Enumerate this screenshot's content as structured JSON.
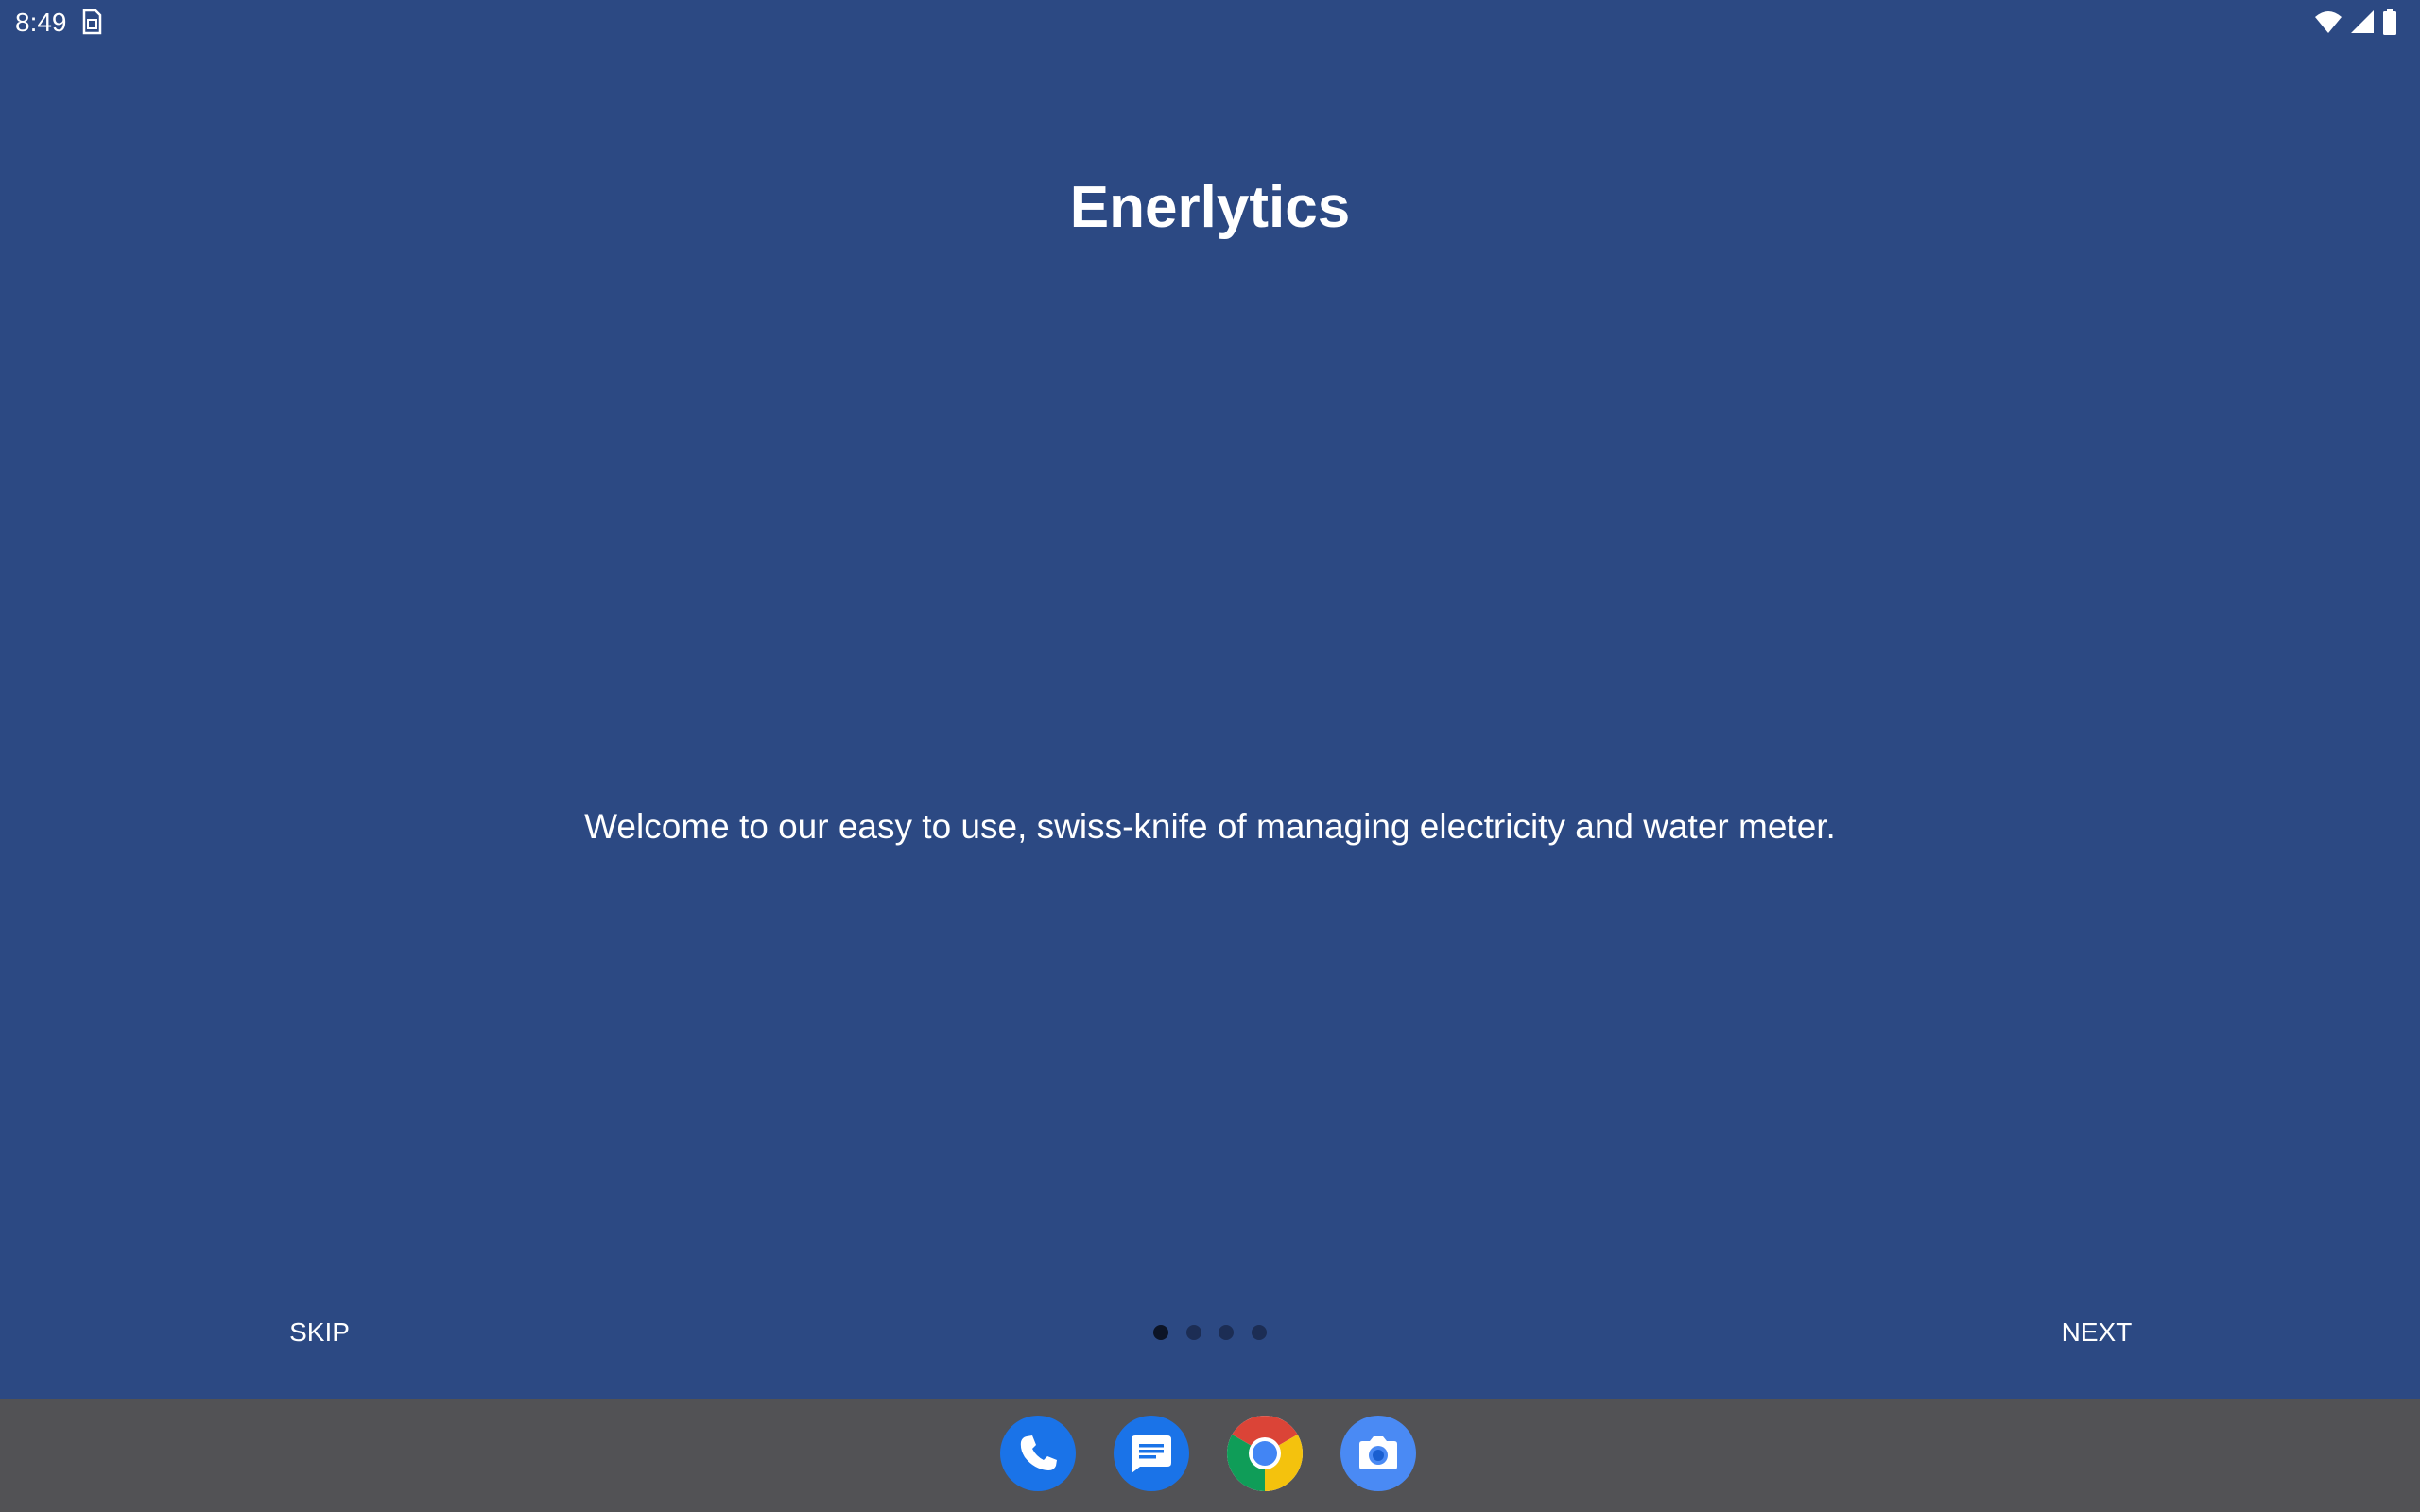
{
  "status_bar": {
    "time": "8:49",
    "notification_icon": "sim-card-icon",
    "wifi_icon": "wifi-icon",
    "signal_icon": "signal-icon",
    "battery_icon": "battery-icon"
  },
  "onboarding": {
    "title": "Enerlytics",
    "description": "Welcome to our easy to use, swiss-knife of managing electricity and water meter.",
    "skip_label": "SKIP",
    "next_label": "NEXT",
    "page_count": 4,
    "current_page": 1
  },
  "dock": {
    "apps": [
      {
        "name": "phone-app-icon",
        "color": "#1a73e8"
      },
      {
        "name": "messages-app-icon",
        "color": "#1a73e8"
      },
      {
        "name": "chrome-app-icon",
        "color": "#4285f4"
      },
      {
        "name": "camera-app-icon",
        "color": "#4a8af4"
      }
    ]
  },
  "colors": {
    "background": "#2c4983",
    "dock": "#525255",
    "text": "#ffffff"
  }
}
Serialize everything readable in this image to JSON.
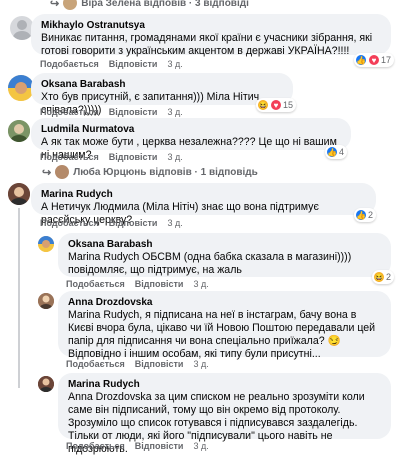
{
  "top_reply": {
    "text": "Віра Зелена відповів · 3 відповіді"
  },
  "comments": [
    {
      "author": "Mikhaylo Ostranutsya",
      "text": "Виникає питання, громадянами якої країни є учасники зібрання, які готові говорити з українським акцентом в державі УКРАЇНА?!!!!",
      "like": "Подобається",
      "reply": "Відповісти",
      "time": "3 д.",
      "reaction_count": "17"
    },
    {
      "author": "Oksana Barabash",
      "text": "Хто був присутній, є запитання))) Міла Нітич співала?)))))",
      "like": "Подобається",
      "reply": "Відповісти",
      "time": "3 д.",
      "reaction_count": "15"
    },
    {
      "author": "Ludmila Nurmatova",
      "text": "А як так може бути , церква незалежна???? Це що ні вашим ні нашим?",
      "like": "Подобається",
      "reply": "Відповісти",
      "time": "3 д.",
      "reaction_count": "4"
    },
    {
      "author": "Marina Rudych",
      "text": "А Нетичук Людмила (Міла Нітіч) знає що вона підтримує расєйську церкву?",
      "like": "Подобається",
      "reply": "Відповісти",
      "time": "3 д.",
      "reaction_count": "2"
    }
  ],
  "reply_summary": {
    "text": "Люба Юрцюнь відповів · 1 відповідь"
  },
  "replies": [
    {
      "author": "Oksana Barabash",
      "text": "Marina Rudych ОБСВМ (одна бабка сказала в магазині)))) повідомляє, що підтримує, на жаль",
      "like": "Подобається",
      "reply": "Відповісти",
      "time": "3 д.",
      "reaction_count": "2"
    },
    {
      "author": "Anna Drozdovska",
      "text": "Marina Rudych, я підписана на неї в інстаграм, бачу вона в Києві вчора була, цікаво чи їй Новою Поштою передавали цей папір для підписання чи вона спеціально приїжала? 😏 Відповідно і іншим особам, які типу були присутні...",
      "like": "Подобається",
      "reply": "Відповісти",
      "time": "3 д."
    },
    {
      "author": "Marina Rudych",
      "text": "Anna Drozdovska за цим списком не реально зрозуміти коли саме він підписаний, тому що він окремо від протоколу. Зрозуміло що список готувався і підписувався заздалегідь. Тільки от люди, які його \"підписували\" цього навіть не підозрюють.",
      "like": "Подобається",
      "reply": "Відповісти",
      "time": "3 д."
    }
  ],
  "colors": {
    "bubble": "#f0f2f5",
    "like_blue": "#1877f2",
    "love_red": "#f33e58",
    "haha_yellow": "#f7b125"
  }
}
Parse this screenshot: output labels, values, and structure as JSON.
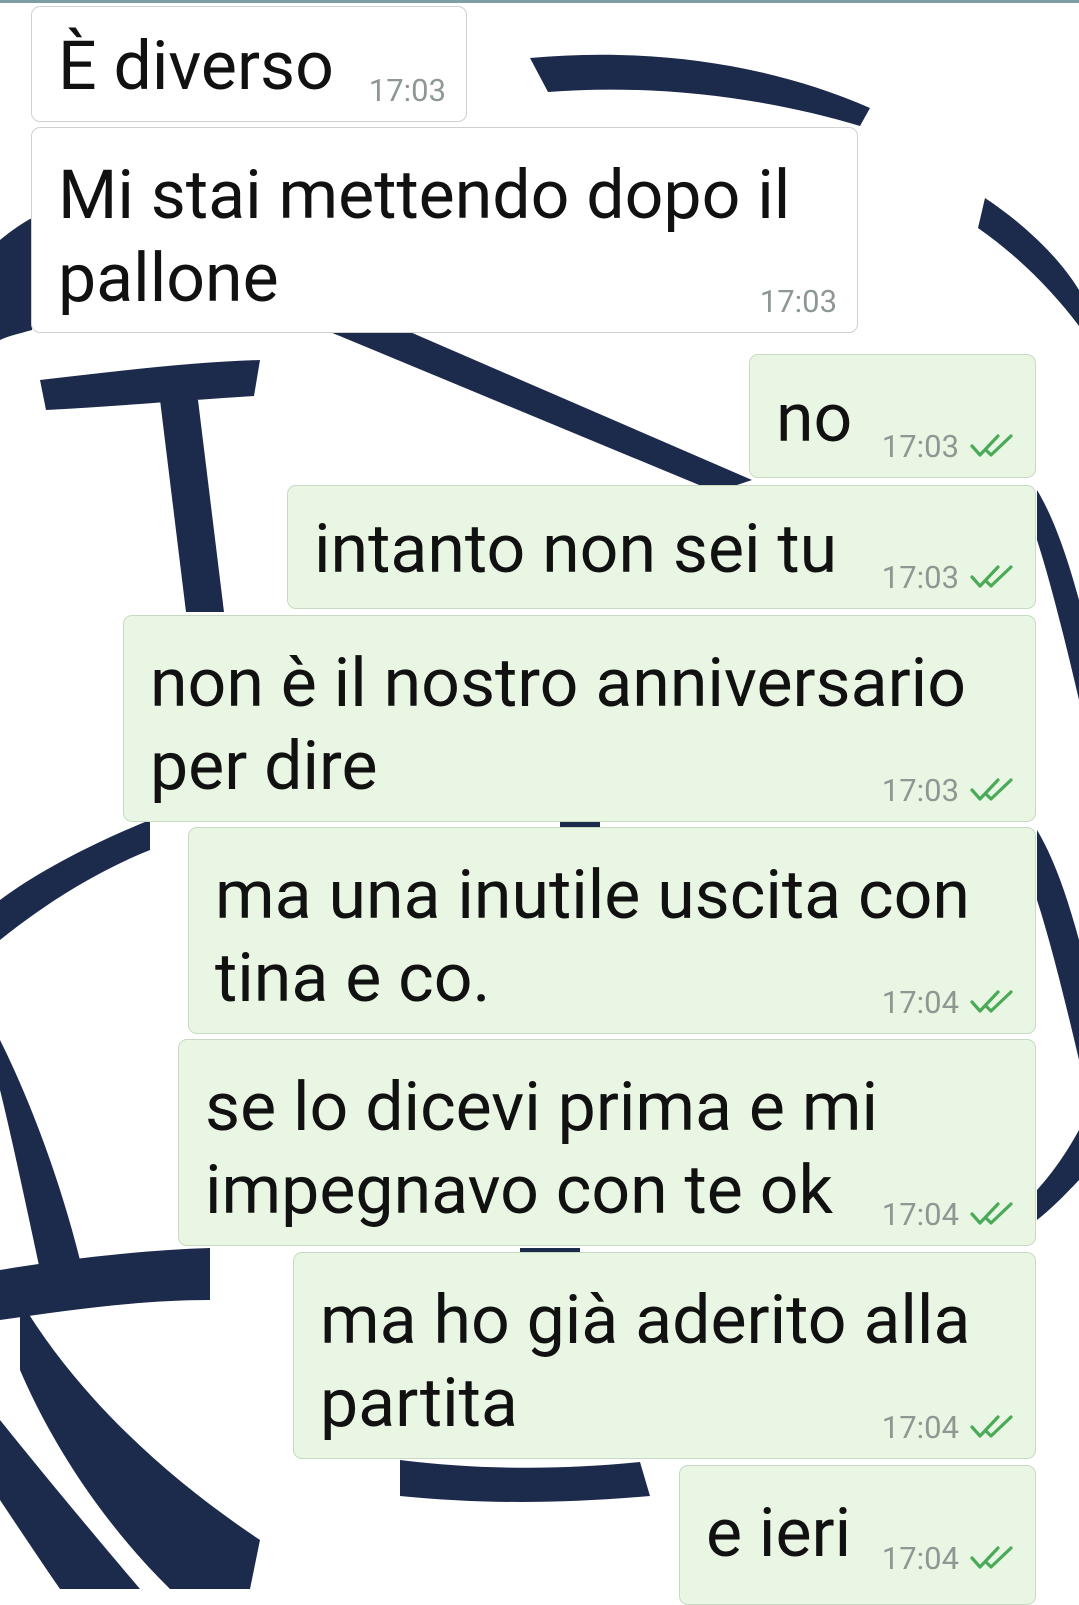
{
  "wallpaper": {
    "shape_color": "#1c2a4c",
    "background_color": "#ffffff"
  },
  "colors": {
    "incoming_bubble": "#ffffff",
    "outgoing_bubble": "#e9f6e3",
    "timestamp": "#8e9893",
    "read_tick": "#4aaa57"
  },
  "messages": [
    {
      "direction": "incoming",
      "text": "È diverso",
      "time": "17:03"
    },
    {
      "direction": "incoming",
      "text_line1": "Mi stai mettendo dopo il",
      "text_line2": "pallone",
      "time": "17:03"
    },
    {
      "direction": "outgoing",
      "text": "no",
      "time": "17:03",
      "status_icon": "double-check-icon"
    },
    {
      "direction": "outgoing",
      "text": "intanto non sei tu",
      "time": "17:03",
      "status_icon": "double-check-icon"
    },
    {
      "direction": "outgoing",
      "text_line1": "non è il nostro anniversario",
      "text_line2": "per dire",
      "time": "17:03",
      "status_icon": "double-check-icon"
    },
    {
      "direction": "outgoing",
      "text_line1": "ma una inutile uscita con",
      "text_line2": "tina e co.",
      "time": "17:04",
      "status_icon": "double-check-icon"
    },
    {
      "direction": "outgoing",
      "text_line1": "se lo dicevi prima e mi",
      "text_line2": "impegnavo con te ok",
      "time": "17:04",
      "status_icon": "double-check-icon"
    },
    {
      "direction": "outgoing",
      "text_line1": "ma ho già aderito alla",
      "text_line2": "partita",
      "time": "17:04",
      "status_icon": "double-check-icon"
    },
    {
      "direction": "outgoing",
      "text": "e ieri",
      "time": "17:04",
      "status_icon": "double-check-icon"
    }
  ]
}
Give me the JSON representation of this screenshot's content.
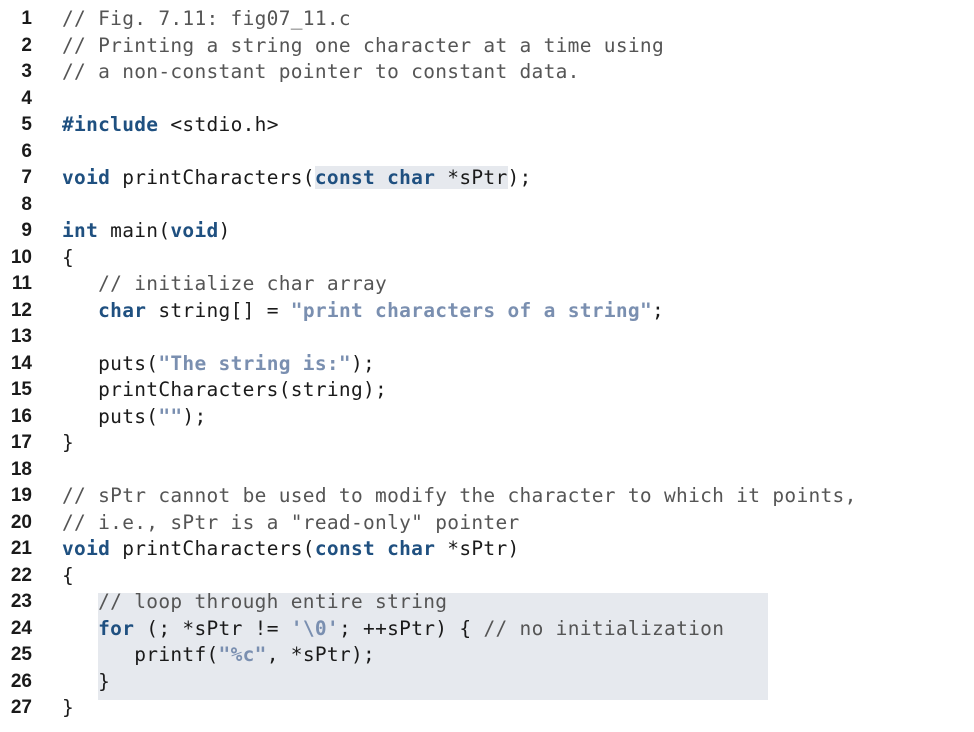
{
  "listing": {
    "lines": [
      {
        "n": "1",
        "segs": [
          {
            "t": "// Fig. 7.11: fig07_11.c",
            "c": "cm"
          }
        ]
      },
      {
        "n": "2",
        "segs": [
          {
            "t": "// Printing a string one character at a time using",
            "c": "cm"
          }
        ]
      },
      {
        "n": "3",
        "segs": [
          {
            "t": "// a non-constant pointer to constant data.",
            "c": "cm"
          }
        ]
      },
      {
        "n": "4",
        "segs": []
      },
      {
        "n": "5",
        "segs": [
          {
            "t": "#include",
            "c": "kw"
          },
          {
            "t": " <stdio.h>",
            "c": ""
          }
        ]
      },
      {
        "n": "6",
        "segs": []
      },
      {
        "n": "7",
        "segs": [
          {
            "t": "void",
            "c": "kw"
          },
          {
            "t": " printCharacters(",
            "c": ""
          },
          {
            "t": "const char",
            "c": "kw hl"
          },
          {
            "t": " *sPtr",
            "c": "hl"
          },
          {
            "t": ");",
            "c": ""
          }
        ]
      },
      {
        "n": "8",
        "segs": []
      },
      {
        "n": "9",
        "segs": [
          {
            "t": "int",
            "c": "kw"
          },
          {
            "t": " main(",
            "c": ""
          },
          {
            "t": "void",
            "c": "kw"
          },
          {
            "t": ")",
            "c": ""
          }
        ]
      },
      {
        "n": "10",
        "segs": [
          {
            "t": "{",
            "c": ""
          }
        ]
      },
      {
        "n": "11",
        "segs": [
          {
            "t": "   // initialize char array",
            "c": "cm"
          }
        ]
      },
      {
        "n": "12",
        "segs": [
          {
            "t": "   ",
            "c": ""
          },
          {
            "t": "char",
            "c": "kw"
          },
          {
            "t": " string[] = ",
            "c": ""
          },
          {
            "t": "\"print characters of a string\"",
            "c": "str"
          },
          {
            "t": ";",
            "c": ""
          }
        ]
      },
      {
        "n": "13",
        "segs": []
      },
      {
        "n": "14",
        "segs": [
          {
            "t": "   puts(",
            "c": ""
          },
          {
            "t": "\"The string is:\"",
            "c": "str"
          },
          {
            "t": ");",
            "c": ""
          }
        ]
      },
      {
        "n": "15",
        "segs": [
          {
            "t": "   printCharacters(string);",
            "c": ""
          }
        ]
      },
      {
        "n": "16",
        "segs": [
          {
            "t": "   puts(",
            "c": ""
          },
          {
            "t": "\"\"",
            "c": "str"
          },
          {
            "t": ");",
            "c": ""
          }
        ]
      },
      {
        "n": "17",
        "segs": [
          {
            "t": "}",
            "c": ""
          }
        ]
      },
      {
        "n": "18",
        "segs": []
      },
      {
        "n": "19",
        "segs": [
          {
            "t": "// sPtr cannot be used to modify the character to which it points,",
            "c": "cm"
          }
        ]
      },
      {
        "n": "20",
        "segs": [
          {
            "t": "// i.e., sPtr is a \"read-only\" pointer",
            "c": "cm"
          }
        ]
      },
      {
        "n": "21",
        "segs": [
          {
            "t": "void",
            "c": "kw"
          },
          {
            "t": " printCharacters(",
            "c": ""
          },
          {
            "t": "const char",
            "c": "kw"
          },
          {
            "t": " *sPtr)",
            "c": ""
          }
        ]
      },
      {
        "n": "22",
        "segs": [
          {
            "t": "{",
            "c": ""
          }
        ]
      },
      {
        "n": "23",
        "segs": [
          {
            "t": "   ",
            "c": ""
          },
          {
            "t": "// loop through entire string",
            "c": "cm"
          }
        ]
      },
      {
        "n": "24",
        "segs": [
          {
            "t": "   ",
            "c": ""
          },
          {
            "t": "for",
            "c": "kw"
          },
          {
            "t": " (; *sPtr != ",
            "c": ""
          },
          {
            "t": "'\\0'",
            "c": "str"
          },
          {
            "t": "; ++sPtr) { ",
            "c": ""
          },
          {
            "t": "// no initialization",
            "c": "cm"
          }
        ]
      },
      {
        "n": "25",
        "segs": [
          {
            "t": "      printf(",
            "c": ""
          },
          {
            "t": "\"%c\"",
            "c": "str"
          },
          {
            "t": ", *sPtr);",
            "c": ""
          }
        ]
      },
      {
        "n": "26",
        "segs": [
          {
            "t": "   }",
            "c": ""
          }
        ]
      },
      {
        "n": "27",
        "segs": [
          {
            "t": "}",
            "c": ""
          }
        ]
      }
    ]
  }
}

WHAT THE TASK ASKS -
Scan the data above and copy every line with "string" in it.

REPLY TO THE TASK -
            "t": "// Printing a string one character at a time using",
            "t": " string[] = ",
            "t": "\"print characters of a string\"",
            "t": "\"The string is:\"",
            "t": "   printCharacters(string);",
            "t": "// loop through entire string",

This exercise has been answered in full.